And I found the audience to be a little condescending. There were a few cultural dances in between the speeches and I heard whispers of "that's beautiful". It sort of came across as "look at the little brown people in their colourful costumes". I don't know what could have been done about that but it did bother me to an extent.
In saying all of that, the scope of the project is amazing. The approach that's being taken, how involved the community are in determining their own futures and the sort of support the project is getting in all areas just astounding.
I met a guy who was there scoping out the area for a potential community garden as part of a health initiative. Brilliant.

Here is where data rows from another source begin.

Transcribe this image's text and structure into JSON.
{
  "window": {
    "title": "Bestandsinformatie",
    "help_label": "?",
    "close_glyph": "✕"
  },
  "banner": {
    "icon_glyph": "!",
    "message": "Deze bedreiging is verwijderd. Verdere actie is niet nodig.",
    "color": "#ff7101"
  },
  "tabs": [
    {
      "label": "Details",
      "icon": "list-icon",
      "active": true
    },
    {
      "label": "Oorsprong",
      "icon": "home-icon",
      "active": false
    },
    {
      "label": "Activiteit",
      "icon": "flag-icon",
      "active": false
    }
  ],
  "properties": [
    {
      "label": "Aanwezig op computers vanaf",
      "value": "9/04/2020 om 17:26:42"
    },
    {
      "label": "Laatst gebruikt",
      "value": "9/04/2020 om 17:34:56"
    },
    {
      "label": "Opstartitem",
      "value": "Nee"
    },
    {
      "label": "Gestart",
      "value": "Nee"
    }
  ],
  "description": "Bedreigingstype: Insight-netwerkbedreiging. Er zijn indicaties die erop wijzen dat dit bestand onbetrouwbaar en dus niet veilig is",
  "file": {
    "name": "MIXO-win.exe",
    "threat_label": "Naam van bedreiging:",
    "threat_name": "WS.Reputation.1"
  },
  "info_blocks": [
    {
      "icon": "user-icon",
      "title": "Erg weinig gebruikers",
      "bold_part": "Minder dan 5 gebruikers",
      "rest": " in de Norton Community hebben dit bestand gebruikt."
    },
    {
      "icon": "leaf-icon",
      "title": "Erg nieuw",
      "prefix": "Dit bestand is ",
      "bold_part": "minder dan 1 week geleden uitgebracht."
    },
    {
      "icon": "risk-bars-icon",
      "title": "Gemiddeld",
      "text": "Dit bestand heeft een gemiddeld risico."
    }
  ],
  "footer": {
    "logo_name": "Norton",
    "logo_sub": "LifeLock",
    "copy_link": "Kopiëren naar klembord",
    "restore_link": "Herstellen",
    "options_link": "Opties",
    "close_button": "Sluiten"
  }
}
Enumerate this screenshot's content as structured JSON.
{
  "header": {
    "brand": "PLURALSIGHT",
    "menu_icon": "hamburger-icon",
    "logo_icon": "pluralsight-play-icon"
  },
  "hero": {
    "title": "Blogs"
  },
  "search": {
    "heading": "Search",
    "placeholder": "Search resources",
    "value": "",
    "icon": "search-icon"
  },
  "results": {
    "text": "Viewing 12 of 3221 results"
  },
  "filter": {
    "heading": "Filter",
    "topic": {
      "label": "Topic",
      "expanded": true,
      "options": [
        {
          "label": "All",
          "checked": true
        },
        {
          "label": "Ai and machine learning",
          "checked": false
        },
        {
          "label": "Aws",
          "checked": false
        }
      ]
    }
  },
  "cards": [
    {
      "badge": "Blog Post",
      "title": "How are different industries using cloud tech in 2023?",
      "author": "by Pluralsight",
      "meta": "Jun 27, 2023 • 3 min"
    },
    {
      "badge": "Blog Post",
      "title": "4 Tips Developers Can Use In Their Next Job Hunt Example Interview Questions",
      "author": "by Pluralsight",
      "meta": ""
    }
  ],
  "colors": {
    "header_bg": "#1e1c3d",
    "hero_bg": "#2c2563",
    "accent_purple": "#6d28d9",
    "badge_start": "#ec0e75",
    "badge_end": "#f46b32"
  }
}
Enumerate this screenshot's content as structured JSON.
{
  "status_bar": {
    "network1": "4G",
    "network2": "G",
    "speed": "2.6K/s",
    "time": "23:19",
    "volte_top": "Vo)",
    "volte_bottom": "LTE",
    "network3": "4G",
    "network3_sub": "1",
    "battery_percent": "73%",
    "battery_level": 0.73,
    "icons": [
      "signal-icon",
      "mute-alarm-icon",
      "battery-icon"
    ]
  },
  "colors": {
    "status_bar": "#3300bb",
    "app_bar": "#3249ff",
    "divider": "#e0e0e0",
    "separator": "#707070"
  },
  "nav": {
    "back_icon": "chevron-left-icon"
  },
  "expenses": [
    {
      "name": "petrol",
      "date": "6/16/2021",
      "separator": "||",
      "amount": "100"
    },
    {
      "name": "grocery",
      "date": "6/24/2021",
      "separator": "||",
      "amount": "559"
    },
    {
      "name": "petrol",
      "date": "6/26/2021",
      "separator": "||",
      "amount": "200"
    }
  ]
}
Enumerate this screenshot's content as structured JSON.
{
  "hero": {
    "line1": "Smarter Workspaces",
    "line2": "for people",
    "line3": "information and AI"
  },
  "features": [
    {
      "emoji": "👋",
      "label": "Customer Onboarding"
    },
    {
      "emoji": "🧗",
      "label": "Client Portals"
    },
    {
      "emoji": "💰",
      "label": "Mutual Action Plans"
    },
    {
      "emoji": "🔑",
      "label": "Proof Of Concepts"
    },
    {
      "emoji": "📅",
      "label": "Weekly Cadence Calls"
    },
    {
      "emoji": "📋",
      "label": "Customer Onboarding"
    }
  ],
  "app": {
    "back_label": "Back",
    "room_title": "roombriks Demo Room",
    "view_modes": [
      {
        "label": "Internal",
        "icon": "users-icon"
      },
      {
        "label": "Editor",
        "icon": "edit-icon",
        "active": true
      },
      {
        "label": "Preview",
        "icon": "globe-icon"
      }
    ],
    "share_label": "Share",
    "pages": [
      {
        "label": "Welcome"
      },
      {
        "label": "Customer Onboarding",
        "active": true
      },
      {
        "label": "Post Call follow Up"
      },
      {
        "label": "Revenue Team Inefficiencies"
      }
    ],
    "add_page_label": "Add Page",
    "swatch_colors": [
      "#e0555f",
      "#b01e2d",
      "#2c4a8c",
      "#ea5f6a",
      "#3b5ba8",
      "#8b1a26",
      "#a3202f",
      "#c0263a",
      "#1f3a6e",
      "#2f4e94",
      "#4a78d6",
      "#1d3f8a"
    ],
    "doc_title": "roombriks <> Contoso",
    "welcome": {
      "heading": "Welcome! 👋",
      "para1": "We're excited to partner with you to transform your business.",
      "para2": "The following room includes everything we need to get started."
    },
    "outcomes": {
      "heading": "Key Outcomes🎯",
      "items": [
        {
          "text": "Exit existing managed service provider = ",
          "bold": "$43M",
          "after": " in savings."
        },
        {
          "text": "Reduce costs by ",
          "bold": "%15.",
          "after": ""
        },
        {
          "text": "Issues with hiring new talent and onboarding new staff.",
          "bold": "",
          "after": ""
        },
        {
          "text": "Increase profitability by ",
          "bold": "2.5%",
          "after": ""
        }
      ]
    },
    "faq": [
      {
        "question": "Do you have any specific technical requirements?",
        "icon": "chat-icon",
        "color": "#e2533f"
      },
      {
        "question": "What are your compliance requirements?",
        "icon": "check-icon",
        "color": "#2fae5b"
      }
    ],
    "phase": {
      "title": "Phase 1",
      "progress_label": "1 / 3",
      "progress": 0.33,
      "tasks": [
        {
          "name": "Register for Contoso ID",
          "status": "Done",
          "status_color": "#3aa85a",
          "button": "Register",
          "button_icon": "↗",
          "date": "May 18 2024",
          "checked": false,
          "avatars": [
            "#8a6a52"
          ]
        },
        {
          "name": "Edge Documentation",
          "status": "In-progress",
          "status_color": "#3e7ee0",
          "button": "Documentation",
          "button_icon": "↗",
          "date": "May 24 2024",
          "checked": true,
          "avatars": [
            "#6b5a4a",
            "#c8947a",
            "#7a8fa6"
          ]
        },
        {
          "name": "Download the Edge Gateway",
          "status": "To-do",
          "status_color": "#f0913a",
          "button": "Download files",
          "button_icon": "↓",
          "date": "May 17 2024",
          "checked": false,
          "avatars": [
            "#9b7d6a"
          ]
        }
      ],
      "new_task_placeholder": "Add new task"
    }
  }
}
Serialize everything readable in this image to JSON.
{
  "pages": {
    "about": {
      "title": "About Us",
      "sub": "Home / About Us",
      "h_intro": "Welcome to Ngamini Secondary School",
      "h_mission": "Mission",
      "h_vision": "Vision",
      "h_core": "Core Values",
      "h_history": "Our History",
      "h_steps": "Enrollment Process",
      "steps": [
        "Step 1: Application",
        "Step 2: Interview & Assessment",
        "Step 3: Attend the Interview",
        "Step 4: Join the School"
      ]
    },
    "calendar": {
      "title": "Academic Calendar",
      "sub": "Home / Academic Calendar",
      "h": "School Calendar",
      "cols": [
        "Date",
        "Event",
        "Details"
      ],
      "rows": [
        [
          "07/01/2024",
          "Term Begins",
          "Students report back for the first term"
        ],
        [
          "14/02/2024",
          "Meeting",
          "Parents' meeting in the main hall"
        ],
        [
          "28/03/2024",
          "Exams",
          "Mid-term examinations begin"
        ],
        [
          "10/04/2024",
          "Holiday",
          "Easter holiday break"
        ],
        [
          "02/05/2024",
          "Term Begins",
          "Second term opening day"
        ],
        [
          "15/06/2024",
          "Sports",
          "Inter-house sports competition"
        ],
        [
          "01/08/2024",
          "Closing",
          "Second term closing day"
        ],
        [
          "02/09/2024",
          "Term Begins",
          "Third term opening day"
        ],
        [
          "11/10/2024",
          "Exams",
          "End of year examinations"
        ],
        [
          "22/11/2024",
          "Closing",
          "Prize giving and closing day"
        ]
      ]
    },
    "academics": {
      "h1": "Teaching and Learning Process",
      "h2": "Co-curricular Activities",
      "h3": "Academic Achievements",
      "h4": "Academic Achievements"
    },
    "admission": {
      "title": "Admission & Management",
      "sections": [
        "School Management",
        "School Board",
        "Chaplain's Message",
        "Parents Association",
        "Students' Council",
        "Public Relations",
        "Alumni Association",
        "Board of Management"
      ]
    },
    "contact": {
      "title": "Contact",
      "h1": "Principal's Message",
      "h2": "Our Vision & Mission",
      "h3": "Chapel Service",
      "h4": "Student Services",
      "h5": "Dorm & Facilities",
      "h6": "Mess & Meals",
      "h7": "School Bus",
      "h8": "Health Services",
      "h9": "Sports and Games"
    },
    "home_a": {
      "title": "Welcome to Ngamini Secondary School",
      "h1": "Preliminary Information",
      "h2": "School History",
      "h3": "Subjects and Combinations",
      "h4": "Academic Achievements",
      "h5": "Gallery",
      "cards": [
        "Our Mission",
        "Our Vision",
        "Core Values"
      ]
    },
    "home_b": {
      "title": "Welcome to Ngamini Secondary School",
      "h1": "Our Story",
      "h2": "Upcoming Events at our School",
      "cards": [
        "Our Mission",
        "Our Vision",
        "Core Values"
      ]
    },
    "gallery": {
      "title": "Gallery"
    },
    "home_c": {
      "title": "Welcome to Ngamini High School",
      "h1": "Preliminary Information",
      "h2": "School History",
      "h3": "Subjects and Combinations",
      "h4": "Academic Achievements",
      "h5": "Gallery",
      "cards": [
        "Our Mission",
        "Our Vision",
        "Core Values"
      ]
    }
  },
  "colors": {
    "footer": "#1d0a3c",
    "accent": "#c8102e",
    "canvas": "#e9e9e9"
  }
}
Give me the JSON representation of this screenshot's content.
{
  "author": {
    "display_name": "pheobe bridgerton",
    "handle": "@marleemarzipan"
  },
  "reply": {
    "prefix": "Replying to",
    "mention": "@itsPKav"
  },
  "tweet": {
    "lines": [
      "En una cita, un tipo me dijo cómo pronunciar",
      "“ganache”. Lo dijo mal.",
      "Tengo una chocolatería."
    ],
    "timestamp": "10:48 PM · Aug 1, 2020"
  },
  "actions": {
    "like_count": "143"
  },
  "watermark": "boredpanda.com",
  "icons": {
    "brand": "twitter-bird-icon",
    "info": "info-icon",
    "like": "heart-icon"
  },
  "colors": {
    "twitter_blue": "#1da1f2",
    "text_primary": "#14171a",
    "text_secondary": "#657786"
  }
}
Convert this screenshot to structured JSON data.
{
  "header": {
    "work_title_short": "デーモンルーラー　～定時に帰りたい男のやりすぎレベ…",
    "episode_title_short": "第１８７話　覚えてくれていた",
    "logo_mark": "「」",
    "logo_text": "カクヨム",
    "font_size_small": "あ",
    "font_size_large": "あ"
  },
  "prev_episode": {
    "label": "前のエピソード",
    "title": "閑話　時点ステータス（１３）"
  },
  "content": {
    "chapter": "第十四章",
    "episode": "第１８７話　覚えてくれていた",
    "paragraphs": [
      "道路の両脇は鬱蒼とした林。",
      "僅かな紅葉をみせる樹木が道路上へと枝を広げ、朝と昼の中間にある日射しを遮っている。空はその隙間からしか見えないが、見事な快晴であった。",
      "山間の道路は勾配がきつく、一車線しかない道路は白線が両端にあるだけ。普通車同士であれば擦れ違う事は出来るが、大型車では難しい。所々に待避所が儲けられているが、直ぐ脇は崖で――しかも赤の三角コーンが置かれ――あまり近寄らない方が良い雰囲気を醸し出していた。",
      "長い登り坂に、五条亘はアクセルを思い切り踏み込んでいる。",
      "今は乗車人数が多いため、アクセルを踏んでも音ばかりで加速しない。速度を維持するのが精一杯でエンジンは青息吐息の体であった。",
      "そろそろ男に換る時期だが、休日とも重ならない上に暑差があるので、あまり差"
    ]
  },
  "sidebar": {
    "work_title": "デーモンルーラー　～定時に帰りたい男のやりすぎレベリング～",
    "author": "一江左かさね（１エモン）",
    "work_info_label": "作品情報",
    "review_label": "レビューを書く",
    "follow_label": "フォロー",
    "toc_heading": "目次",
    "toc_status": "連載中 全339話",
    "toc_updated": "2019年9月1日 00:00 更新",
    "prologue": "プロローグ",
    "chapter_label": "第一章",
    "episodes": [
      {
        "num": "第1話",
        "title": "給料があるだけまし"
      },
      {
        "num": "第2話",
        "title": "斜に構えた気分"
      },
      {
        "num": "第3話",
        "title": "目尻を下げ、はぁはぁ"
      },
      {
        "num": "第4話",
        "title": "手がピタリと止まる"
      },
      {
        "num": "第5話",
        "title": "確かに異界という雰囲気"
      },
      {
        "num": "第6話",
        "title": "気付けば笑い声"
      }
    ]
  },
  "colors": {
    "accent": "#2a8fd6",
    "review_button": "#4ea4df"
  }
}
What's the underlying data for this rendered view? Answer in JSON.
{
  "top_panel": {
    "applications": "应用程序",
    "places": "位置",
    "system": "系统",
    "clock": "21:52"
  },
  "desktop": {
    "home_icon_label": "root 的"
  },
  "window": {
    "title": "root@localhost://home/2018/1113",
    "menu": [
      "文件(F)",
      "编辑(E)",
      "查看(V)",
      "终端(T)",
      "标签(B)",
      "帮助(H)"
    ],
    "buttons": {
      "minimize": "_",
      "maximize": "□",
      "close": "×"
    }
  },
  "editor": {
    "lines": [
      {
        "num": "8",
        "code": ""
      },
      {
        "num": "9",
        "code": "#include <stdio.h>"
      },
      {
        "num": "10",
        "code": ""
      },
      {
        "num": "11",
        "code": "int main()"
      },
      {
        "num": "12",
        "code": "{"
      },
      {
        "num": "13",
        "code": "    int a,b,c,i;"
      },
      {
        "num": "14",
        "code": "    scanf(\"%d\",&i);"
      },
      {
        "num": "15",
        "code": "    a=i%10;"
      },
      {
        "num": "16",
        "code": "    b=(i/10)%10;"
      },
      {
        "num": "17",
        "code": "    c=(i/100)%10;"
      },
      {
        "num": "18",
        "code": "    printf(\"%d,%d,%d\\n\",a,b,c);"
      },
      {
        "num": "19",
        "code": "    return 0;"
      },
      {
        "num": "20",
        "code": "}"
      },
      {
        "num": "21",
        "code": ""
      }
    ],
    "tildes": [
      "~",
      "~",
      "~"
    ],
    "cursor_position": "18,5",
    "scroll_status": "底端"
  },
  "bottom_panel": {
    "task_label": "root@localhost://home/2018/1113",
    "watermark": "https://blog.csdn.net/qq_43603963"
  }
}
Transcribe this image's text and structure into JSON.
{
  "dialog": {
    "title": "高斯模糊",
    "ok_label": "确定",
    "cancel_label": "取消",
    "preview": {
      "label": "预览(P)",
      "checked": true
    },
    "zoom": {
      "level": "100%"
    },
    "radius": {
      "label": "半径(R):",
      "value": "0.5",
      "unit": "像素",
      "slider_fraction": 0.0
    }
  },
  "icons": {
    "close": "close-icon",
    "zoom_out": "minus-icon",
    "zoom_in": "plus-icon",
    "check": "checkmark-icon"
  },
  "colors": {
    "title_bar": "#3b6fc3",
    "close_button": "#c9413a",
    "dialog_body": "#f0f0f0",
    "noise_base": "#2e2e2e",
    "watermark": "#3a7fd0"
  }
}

So fast forward 2 days, and we had the Manaiakalani end of year bash. A much less formal event where we drunk, gossiped and talked. Brilliant. I even got called a gentleman! A hell of a title to live up to though.
About 20 students had dressed up and did a haka and a few other performances (sorry guys - not really up on the correct terminology). The bit which really stuck me though, was just how proud of these kids I could be. I can't quite explain it. I guess I have a sense of possessiveness of the kids given that I've been at school so often and we've formed our own little relationships (one of my favourite ones is where a certain someone says "Hello Mr. Nevyn". And then, in the same breath she'll come out with "I'm sorry - I forgot to leave off the Mr". The "Mr" just suddenly appeared one day with no real explanation. Before that I was just Nevyn).
And finally, the name sake of this post - The Whole Village.
Today was the Volunteers Morning Tea at Point England School. I had been invited to this a few weeks ago and I was told that it was fairly big. What I didn't realise until today was just how big. I've always thought of that saying "It takes a village to raise a child" to be something quite foreign. I mean, we don't really have villages in New Zealand right?
So I'm there looking around the room and more chairs had to be put out. There were that many people. People who helped with one on one reading. People who organised the walking school buses. People who did a bit of work around the school. People who supervised on school trips / camps etc.
Considering that I was the only one there from the volunteers (and commercial partners) from the Manaiakalani project, you also have to take into account the people working in the background.
But those people weren't invited - the only people invited I'm guessing where those who had actually been at the school during school hours. What's astounding about that is the fact that I was told only about half of those who were invited were able to come today. More chairs, still people standing around, only half of those invited there, and loads of people not invited.
That's not a village - that's a friggin' town.